Exercise instructions:
Each line of the listing that includes the string "Cancel" needs to be located and copied.

Data under study:
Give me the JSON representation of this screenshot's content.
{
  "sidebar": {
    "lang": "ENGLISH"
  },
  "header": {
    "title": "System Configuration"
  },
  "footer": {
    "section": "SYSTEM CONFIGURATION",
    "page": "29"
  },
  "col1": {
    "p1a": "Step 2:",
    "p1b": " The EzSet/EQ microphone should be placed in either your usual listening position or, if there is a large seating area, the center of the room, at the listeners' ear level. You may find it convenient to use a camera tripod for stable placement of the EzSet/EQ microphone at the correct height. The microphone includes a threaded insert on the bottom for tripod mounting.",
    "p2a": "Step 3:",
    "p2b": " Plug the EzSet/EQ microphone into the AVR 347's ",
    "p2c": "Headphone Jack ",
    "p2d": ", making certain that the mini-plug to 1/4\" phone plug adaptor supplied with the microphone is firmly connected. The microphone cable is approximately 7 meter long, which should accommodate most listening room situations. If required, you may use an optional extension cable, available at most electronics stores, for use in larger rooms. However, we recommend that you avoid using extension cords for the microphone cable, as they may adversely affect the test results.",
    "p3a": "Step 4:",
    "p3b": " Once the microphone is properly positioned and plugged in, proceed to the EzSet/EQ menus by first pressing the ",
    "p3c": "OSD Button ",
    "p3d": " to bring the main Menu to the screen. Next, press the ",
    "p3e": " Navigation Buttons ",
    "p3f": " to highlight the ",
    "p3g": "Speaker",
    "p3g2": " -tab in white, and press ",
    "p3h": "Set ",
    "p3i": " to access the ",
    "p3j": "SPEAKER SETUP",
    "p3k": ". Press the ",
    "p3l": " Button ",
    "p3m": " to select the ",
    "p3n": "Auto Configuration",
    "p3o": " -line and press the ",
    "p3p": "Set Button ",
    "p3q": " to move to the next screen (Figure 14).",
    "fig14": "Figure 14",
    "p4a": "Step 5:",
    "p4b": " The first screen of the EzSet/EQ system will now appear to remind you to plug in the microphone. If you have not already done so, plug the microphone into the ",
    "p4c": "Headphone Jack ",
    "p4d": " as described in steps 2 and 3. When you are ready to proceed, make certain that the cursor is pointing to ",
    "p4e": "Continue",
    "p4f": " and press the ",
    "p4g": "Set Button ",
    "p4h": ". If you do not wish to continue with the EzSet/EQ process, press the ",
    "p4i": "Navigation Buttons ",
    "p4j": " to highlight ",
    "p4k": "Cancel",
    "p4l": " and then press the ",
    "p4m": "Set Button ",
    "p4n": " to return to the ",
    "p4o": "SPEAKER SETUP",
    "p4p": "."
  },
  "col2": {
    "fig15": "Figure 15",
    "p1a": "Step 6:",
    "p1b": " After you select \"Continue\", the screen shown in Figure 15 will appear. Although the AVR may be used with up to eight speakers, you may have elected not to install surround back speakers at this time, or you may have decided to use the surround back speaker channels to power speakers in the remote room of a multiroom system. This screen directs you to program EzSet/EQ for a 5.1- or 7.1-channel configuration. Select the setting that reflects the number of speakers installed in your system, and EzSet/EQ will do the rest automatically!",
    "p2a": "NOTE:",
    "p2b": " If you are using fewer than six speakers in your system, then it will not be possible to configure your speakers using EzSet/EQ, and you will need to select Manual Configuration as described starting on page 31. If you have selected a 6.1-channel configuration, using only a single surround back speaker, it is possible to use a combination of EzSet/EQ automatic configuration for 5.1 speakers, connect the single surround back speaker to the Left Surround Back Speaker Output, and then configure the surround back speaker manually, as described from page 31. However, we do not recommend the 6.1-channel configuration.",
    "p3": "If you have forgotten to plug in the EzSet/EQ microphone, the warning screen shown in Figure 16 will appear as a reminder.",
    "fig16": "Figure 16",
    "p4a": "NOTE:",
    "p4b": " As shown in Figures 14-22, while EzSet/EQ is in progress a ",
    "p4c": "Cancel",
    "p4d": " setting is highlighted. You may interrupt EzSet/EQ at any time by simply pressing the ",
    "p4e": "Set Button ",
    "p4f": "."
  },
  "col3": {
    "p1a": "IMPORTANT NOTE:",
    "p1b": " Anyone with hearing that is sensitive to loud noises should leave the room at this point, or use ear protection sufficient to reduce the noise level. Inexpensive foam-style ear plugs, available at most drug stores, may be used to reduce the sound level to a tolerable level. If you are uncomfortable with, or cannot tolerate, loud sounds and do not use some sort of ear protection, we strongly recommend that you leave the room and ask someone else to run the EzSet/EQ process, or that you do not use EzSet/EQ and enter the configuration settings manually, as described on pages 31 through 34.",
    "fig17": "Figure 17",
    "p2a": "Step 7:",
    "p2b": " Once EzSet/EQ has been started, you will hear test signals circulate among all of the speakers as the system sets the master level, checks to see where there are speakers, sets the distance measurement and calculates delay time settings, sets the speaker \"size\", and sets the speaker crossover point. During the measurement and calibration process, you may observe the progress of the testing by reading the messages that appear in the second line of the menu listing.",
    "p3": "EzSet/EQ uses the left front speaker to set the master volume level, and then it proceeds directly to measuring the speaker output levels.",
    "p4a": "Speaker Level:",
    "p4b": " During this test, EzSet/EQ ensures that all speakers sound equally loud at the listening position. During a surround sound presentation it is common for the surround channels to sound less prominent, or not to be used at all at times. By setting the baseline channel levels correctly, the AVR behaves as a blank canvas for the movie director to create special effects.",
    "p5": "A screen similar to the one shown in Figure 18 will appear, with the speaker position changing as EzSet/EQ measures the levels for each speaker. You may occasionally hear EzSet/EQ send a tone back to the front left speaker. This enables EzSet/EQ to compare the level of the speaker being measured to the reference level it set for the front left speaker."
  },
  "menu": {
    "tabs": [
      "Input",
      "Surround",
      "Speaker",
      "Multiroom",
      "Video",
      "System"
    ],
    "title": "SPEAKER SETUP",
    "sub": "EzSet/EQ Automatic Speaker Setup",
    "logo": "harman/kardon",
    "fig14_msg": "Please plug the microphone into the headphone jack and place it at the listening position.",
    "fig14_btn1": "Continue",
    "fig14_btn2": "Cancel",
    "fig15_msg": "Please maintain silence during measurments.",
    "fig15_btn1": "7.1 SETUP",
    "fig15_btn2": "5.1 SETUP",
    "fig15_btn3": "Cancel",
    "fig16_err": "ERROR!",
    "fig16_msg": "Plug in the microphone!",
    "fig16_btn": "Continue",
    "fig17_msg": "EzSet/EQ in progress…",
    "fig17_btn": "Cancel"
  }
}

Response to the task:
    "p4k": "Cancel",
    "p4c": "Cancel",
    "fig14_btn2": "Cancel",
    "fig15_btn3": "Cancel",
    "fig17_btn": "Cancel"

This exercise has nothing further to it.